Coffee: I’ve written about this but the coffee scene in town is amazing because there are some great cafes – try Café P’al Real for coffee and a cool brunch scene – that feature Mexican beans that aren’t exported and put the quality of a local coffee movement on a pedestal.
Culture: If you like Mexican modernist art, you’re in for a treat because Orozco was born nearby, had a studio in town that you can still visit, and painted two frescoes around town including his masterpiece, the Hospicio Cabañas. There are also great contemporary galleries and incredible architecture spread across the city in neighborhoods like Americana.
Further abroad: Tours will take you outside of town to visit distilleries but there are also plenty of other places to visit. Tlaquepaque is a cute little village swallowed up by the sprawl of Guadalajara but it still retains its identity with small streets, great watering holes, and an expat presence. Puerto Vallarata is very near by, as is the stunning Nayarit coast, and Colima.
The tequila factor: A little over an hour by car and you’ll be in the town of Tequila which is dominated by many of the distillery names which stock liquor shelves the world over plus a museum and a fun little down town. You can tour distilleries and that museum. You can also visit THE tequila bar La Cata, which has the largest selection I’ve ever encountered.
Finding a tour: According to some, mezcal originated in Western Jalisco before the Spanish arrived but it’s definitely clear that mezcal emerged here in the 16th Century and has only continued to blossom since in a variety of incarnations. Tequila is famous globally but the local mezcal called raicilla is famous among cognoscenti for its amazing flavors. And, a variety of other distilling traditions remain strong in the area. The trick is that tequila is the big flashy brother, it’s easy to visit but hard to find the nuance without a tour. And, mezcal is the shy brother who really won’t come out of his shell without a guide. So, talk to our recommended guides and find an experience that works for you.
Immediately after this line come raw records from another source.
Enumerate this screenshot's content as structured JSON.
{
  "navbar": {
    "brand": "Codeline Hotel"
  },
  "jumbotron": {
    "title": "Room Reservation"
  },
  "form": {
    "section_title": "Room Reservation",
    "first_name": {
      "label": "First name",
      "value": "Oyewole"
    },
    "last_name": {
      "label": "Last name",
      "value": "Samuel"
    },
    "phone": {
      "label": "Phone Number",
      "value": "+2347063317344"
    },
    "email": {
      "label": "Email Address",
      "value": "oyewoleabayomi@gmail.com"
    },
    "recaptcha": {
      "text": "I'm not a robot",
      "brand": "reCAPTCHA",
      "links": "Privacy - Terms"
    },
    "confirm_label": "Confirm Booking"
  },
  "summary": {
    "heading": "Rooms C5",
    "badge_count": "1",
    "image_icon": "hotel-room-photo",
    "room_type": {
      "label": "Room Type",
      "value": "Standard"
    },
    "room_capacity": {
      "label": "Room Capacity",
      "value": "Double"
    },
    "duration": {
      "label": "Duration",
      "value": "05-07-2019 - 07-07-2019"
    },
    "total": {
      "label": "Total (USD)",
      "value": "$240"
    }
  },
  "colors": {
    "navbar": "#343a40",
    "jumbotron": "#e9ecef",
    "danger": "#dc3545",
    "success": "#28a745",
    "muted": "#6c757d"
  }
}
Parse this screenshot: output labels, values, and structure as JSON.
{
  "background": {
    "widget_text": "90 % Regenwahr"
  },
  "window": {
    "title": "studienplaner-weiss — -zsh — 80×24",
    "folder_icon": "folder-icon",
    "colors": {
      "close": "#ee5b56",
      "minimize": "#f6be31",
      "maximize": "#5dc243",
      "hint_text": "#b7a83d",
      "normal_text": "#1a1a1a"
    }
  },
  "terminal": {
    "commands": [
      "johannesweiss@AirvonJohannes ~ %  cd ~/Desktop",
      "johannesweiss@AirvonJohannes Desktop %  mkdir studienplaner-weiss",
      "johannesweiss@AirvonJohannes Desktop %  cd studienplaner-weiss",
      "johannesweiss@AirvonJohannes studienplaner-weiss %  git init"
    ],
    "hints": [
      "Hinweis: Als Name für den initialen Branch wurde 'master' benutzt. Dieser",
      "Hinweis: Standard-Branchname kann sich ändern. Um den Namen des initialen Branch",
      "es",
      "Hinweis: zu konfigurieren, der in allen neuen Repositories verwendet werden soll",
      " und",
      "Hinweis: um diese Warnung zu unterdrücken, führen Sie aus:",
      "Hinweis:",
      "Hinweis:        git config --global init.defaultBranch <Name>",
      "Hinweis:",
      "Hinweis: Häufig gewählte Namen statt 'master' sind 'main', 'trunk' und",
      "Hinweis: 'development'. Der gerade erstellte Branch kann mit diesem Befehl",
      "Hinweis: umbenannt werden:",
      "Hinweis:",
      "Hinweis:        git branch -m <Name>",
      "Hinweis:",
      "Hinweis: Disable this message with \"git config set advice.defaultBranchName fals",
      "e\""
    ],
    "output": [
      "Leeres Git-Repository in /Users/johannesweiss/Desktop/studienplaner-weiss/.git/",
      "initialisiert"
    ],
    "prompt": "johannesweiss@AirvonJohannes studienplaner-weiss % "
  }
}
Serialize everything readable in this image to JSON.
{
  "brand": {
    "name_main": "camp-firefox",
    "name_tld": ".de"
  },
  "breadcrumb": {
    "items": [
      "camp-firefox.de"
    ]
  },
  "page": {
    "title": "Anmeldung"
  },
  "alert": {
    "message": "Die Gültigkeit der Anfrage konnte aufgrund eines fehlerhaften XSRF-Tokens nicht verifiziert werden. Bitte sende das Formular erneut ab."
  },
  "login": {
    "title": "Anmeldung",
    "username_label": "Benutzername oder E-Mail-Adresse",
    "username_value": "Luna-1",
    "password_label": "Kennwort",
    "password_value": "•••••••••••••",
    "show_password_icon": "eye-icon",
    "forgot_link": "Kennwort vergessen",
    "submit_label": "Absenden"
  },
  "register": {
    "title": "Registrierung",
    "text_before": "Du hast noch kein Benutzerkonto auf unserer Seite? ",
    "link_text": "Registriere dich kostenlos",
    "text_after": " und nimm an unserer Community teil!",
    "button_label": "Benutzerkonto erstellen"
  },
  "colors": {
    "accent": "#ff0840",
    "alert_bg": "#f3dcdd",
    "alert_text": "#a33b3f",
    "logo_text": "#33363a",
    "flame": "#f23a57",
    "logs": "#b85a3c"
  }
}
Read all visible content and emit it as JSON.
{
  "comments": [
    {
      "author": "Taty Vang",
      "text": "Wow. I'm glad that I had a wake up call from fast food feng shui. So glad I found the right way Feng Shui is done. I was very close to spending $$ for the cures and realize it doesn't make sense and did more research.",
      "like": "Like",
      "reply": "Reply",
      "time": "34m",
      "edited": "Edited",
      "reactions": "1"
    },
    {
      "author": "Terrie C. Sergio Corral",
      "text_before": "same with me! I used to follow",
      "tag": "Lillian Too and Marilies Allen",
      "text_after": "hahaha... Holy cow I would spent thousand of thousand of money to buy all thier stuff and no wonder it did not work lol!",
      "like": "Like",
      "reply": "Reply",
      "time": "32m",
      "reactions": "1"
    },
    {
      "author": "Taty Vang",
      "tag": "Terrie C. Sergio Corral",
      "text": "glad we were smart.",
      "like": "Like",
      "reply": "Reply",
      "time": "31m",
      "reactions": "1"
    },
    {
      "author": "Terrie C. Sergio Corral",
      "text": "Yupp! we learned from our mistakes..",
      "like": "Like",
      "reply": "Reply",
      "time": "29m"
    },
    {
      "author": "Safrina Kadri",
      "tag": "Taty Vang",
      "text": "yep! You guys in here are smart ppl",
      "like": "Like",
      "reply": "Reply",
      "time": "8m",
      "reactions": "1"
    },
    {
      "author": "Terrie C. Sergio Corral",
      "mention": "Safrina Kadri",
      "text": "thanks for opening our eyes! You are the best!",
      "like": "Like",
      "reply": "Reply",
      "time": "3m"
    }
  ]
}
Weather in Jalisco varies depending on where you are. Humid and hot on the coast for much of the year, with March-June and October less humid, more temperate to warm elsewhere most of the year, but cold in the winter depending on the altitude. The rainy season runs from June-September, with drier times the rest of the year, particularly March-May when it can get downright hot in Guadalajara.
Important dates for planning purposes:
Semana Santa – The week prior to Easter is a huge tourism week in Mexico.
October – It is Fiestas month in Jalisco with a variety of events happening through out the state and particularly in Guadalajara.
November – All month Fiesta del Mar celebration in Puerto Vallarta with fishing competitions, art and food festivals.
End of November thru first week of December – Guadalajara International Book Fair – this is the second largest book fair in the world.
December – Dia de Guadelupe (Dec 12th) and posadas.
A few things to remember before you set out:
- You will be traveling in back-country, on bumpy roads and in communities that may not have a lot of resources or infrastructure (cell phone/internet coverage, restaurants, capacity to take credit cards, atms, etc.)
- It is important to be mindful of local customs, which your guide can explain, and to be respectful of people – they are craftsmen and highly skilled at what they do. The growth of the mezcal category has placed huge demands on natural resources in Mexico and is fundamentally changing the economics of communities where it is produced.
- As consumers, we need to think about the impact our drinking habits have – touring mezcal producing regions gives you greater understanding of that impact.